1. Is Massachusetts reciprocal with any other jurisdiction relative to bar admission?
  2. I understand in some cases, MA allows Admission on Motion for longstanding attorneys. Where can I find this information?
  3. May I request advance advisory on my eligibility for Admission on Motion?
  4. I am unable to get my MPRE score from NCBE because it is over 15 years old. What do I do?
  5. I took the MPRE and my score was lower than the scaled score of 85 required by Massachusetts.  My score was sufficient for the jurisdiction that admitted me.  Will Massachusetts accept this MPRE score?
  6. What guidance is available relative to the condition set out by S.J.C. Rule 3:01, §6.1.1 requiring that applicants for admission on motion be engaged in the active practice of law for five of the seven years immediately preceding the filing of the application?

1. Is Massachusetts reciprocal with any other jurisdiction relative to bar admission?

Massachusetts does not have reciprocity agreements with any jurisdiction. Massachusetts offers admission on motion (without examination) for which some attorneys may be eligible based on the requirements of Rules of the Supreme Judicial Court and the Board of Bar Examiners pdf format of Rules of the Board of Bar Examiners
.

2. I understand in some cases, MA allows Admission on Motion for longstanding attorneys. Where can I find this information?

Information can be found in Section 6 of the: Rules of the Supreme Judicial Court 3:01 Attorney.

3. May I request advance advisory on my eligibility for Admission on Motion?

Yes, you may submit a letter to the Board of Bar Examiners with any questions regarding your eligibility to apply for Admission on Motion. Follow the guidelines for seeking an Advanced Determination of Eligibility for Admission on Motion pdf format of Letters of Inquiry regarding Admission on Motion
.

4. I am unable to get my MPRE score from NCBE because I took the MPRE prior to 1999. What do I do?

The National Conference of Bar Examiners (NCBE) will no longer provide Multistate Professional Score Reports (MPRE) from tests taken prior to 1999.  If you took the MPRE prior to 1999, contact the jurisdictions to which you have been admitted to practice law. They may have a copy of your MPRE score report in your application or they may be able to certify your score. If unable to obtain this information, please contact the Supreme Judicial Court Clerk’s Office at (617) 557-1050.

5. I took the MPRE and my score was lower than the scaled score of 85 required by Massachusetts.  My score was sufficient for the jurisdiction that admitted me.  Will Massachusetts accept this MPRE score?

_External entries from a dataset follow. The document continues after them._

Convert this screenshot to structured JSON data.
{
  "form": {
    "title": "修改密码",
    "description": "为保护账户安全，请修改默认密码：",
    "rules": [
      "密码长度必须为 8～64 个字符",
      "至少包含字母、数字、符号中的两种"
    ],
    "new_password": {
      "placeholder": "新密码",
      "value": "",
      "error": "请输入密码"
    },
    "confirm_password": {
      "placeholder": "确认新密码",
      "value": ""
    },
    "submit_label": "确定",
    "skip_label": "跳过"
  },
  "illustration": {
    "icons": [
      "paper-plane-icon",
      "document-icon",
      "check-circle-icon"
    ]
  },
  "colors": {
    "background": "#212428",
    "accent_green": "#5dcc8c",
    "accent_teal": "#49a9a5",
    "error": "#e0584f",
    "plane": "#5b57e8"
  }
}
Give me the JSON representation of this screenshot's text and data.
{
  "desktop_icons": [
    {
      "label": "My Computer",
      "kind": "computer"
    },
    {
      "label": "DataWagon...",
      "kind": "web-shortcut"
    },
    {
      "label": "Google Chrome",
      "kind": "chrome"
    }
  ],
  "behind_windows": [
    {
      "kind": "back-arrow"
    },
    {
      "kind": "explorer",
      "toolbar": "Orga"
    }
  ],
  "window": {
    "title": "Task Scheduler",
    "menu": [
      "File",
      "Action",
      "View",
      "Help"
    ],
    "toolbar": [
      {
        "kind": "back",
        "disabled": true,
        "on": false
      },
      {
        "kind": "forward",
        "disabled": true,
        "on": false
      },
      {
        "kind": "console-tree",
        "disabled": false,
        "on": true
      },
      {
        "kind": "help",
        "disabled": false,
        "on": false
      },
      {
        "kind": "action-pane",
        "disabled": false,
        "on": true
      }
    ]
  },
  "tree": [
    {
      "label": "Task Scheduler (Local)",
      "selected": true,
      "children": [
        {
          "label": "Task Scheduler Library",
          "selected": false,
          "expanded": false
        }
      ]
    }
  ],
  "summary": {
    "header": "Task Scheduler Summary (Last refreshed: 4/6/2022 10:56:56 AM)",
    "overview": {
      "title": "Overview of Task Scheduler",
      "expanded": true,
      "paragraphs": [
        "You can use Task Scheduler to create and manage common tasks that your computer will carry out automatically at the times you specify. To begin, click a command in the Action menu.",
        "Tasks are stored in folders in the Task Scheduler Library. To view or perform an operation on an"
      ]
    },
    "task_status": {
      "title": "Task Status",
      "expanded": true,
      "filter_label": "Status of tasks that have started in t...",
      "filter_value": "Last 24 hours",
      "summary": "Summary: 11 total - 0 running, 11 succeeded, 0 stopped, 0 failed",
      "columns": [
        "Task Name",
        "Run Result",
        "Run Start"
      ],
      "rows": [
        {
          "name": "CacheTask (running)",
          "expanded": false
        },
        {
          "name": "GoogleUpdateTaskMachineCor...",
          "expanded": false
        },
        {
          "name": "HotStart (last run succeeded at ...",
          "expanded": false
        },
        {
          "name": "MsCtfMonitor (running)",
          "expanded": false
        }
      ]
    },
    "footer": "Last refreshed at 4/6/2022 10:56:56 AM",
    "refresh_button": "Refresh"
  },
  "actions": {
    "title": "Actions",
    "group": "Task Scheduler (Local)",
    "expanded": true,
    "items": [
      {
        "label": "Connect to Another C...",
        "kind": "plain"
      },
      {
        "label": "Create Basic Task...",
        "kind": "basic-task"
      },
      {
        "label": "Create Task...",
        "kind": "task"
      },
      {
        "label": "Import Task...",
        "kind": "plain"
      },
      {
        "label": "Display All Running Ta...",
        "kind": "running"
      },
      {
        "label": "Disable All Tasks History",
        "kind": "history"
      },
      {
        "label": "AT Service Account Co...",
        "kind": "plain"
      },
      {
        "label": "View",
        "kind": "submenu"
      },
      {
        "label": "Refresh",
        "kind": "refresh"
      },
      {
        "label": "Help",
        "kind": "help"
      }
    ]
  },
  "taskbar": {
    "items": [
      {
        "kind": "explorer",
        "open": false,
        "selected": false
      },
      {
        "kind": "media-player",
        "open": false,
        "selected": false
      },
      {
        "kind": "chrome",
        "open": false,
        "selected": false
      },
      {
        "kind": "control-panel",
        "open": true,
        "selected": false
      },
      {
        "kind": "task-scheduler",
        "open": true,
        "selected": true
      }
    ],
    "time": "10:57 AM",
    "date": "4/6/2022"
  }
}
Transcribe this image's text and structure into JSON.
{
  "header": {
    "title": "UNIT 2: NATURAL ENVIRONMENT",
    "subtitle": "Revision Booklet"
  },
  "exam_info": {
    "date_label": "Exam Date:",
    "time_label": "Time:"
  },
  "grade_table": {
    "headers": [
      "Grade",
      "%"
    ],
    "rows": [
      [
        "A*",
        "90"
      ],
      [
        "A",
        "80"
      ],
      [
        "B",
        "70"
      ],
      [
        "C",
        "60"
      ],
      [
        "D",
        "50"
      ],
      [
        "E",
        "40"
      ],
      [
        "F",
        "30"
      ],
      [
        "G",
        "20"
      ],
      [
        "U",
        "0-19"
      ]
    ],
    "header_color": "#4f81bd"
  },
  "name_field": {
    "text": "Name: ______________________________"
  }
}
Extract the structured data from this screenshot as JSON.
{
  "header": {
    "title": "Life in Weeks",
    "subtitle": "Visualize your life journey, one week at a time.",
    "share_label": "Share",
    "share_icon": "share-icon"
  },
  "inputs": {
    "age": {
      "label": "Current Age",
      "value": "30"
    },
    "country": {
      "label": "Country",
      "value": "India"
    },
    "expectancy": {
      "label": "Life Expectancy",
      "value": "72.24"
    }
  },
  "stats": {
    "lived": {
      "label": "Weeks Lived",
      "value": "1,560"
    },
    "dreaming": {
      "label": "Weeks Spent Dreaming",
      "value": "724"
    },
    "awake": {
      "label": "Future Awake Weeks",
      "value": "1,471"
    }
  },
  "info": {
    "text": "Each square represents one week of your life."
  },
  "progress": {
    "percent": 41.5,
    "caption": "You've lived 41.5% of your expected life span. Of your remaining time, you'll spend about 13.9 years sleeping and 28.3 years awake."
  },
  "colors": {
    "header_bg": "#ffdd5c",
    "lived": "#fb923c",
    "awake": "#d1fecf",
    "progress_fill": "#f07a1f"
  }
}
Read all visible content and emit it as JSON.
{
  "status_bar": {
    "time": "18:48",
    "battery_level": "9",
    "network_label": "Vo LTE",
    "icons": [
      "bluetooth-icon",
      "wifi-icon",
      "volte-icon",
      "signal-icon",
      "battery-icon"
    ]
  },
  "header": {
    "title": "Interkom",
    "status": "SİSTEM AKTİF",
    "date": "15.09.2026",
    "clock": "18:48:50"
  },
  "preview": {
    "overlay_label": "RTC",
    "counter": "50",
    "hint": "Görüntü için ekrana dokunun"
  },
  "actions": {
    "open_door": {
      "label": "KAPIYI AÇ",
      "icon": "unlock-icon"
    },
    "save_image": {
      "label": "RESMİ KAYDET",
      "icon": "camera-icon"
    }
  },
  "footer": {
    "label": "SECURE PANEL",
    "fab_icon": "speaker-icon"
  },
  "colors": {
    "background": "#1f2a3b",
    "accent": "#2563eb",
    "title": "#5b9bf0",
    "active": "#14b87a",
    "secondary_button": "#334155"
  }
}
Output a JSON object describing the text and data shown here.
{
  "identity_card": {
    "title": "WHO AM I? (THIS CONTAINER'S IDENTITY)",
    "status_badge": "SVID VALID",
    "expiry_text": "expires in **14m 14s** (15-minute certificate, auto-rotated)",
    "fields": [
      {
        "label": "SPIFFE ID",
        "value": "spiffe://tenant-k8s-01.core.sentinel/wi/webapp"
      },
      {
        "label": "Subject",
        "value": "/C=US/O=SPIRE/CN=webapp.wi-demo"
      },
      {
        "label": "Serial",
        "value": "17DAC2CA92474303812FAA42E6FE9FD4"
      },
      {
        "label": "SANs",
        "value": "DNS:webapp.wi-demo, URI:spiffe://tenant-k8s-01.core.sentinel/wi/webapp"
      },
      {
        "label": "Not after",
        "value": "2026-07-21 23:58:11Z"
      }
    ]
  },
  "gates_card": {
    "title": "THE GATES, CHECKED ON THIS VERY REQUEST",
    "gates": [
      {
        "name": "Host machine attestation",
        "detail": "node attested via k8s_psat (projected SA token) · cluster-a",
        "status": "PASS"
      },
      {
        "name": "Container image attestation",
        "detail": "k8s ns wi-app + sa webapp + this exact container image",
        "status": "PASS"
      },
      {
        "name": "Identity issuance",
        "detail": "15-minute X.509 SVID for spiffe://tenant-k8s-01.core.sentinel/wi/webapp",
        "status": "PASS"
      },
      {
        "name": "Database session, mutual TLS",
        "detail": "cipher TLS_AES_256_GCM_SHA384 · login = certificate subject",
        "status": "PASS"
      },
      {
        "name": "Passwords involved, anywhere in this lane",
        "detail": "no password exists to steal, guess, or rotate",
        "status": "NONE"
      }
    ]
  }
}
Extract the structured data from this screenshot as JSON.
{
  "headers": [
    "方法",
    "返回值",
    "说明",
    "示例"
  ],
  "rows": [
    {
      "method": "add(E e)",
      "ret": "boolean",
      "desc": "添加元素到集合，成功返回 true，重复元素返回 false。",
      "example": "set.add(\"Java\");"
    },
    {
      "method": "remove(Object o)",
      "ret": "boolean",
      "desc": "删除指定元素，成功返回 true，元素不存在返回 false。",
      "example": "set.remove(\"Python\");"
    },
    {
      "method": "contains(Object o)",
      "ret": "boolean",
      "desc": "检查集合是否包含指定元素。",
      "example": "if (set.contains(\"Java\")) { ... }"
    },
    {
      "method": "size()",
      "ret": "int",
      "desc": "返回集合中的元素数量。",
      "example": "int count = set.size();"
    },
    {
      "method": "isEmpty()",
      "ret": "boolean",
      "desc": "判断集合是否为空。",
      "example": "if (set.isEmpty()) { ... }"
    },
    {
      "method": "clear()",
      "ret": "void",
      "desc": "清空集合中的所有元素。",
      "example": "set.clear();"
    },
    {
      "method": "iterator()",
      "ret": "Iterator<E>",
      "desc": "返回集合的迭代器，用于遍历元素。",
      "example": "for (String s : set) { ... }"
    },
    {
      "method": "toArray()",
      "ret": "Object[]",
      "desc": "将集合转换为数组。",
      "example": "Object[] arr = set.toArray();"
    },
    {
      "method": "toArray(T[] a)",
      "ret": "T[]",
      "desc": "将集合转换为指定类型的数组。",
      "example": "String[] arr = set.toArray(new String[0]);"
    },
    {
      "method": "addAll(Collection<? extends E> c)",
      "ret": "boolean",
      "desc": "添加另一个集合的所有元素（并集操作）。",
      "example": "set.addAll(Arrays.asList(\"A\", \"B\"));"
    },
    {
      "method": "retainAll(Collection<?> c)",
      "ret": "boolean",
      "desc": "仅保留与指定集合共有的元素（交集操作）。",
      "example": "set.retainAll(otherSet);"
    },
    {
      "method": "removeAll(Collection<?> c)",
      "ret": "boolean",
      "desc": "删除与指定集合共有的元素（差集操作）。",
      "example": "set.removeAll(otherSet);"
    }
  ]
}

Yes, a passing score for a jurisdiction in which you are admitted will be accepted when Applying for Admission on Motion in Massachusetts.

6. What guidance is available relative to the condition set out by S.J.C. Rule 3:01, §6.1.1 requiring that applicants for admission on motion be engaged in the active practice of law for five of the seven years immediately preceding the filing of the application?

While the Board of Bar Examiners encourages attorneys to seek an advanced determination of their eligibility for motion admission by submitting a Letter of Inquiry (see Letters of Inquiry regarding Admission on Motion pdf format of Letters of Inquiry regarding Admission on Motion
) prior to filing an application, the Supreme Judicial Court has provided some guidance:  “Implicit in the requirement that an applicant shall have been engaged in the active practice of law for at least five of the seven years immediately preceding the filing of his petition, see S.J.C. Rule 3:01, § 6.1.1, is the principle that such practice must have been authorized by the State where the applicant had been working as an attorney.”  Schomer v. Board of Bar Examiners, 465 Mass. 55, 59 (2013).